Beware a promising title, especially when it comes to shitty movies. There’s a good chance that a shitty movie won’t live up to its title, and could even be a bait-and-switch. Monster from Green Hell, from 1957, isn’t that most egregious of shitty filmmaking sins, but it is not nearly as good as the title.
The Green Hell of the title is a stretch of African jungle surrounding a volcano. The Monster which emerges from the Green Hell is a gigantic wasp, mutated by space radiation. It all began back in the states, in an isolated rocket science lab in the west. Dr. Quent Brady (Jim Davis, of Dallas fame), and Dan Morgan (Robert Griffin) are conducting experiments to determine the effects that exposure to space will have on future human space travelers. They do this by sending just about every animal they can find into space aboard rockets, then studying the animals after the rocket returns to Earth. There is a concern that all that radiation shooting around up in space will mutate those who are exposed to it. Continue reading “It Came from the ’50s: Monster from Green Hell, or, Deus Ex Mons Igneus”

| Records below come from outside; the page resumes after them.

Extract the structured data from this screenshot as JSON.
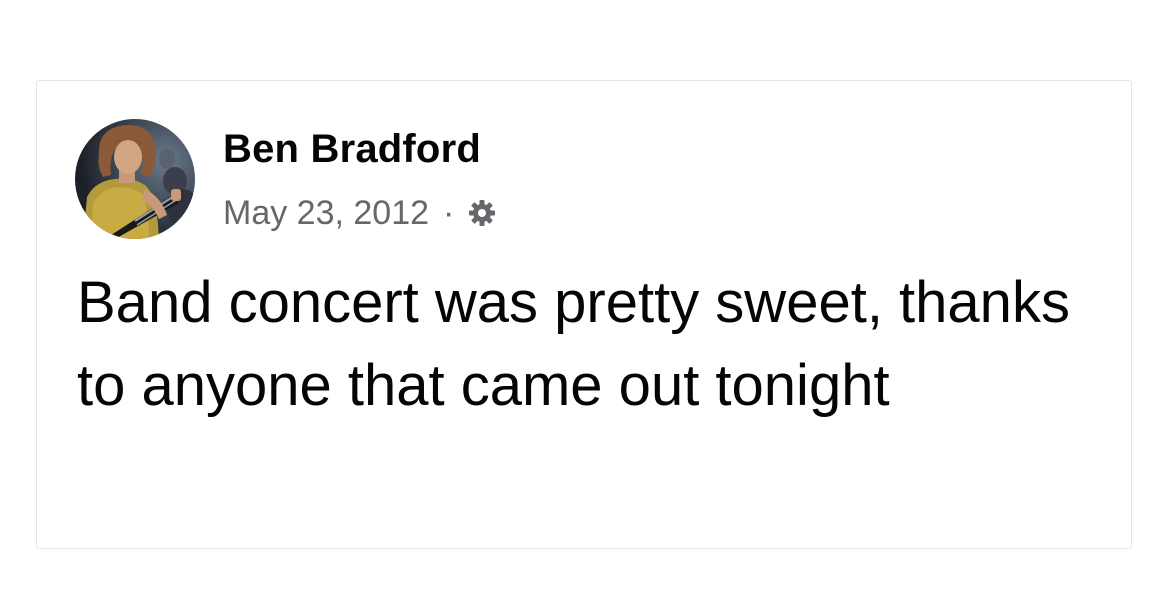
{
  "post": {
    "author": {
      "name": "Ben Bradford",
      "avatar_alt": "profile photo"
    },
    "date": "May 23, 2012",
    "separator": "·",
    "audience_icon": "gear-icon",
    "text": "Band concert was pretty sweet, thanks to anyone that came out tonight"
  },
  "colors": {
    "text_primary": "#050505",
    "text_secondary": "#65676b",
    "card_border": "#e4e6eb",
    "background": "#ffffff"
  }
}
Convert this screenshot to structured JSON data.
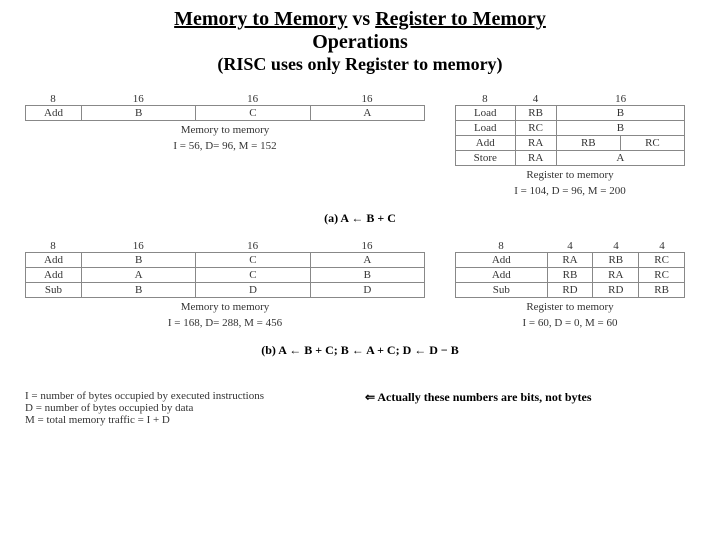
{
  "title": {
    "part1": "Memory to Memory",
    "vs": "vs",
    "part2": "Register to Memory",
    "line2": "Operations",
    "note": "(RISC uses only Register to memory)"
  },
  "sectionA": {
    "left": {
      "widths": [
        "8",
        "16",
        "16",
        "16"
      ],
      "rows": [
        [
          "Add",
          "B",
          "C",
          "A"
        ]
      ],
      "caption": "Memory to memory",
      "stats": "I =   56, D= 96, M = 152"
    },
    "right": {
      "widths": [
        "8",
        "4",
        "16"
      ],
      "rows": [
        [
          "Load",
          "RB",
          "B"
        ],
        [
          "Load",
          "RC",
          "B"
        ],
        [
          "Add",
          "RA",
          "RB",
          "RC"
        ],
        [
          "Store",
          "RA",
          "A"
        ]
      ],
      "caption": "Register to memory",
      "stats": "I = 104, D = 96, M = 200"
    },
    "eq": "(a) A ← B + C"
  },
  "sectionB": {
    "left": {
      "widths": [
        "8",
        "16",
        "16",
        "16"
      ],
      "rows": [
        [
          "Add",
          "B",
          "C",
          "A"
        ],
        [
          "Add",
          "A",
          "C",
          "B"
        ],
        [
          "Sub",
          "B",
          "D",
          "D"
        ]
      ],
      "caption": "Memory to memory",
      "stats": "I =  168, D= 288, M = 456"
    },
    "right": {
      "widths": [
        "8",
        "4",
        "4",
        "4"
      ],
      "rows": [
        [
          "Add",
          "RA",
          "RB",
          "RC"
        ],
        [
          "Add",
          "RB",
          "RA",
          "RC"
        ],
        [
          "Sub",
          "RD",
          "RD",
          "RB"
        ]
      ],
      "caption": "Register to memory",
      "stats": "I = 60, D = 0, M = 60"
    },
    "eq": "(b) A ← B + C; B ← A + C; D ← D − B"
  },
  "legend": {
    "l1": "I = number of bytes occupied by executed instructions",
    "l2": "D = number of bytes occupied by data",
    "l3": "M = total memory traffic = I + D"
  },
  "annotation": "⇐ Actually these numbers are bits, not bytes"
}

I am shocked by this movie. Shocked, I tell you. Bewildered. Astonished. Flabbergasted. Not because Attack of the Puppet People is a great film. Oh, no. My surprise comes from the fact that despite this being a film from Samuel Z. Arkoff’s gristmill, American International Pictures, and despite it being produced and directed by shitty movie auteur Bert I. Gordon, this film does not suck. It’s low-rent, to be sure, and there are more than a few amateurish moments scattered throughout, but this flick is at least as good as contemporary television sci-fi. Continue reading “It Came from the ’50s: Attack of the Puppet People”
The October Horrorshow Giant Monstershow carries on! Today’s film is the sixth this month featuring b-cinema auteur extraordinaire Bert I. Gordon. The man made giant monster flicks his own cottage industry. That’s not too far off of the mark, considering Gordon would shoot effects in his own garage.
Today’s film is Earth vs. The Spider, also released as just The Spider. Released just a few months after War of the Colossal Beast, Earth vs. The Spider switches up the formula for giant monster flicks. Most of the films featured this past month have featured scientists and doctors as the main protagonists, or maybe a military man or two. This film does have those characters, but they’ve been relegated to supporting roles. In this flick, the heroes are teenagers. That’s right. By 1958, shitty filmmakers recognized that it was teenagers that were pumping large amounts of dollars into their coffers, and someone came up with the bright idea to make movies featuring teenagers in the leads. Continue reading “Giant Monstershow: Earth vs. the Spider, aka The Spider”
This is the fifth review this Horrorshow featuring a film from giant monster auteur Bert I. Gordon. It’s only fitting, then, that Missile Test makes it official. Bert I. Gordon, I declare thee the unofficial official filmmaker of this year’s October Horrorshow. Keep an eye out for a certificate in the mail.
War of the Colossal Beast, released in June of 1958, is the sequel to Gordon’s The Amazing Colossal Man. Gordon not only directed this film, he produced and shared a screenwriting credit with George Worthing Yates (who penned an amazing six b-movies in 1958 alone). Continue reading “Giant Monstershow: War of the Colossal Beast”
Exactly one month after Beginning of the End was released in 1957, another epic Bert I. Gordon schlock-fest hit theaters. Both written and directed by Gordon, The Cyclops is about as worthless a film as this terrible filmmaker ever made…for half of its Spartan 65-minute running time. But then the titular cyclops finally appears onscreen, and all is forgiven. Continue reading “Giant Monstershow: The Cyclops”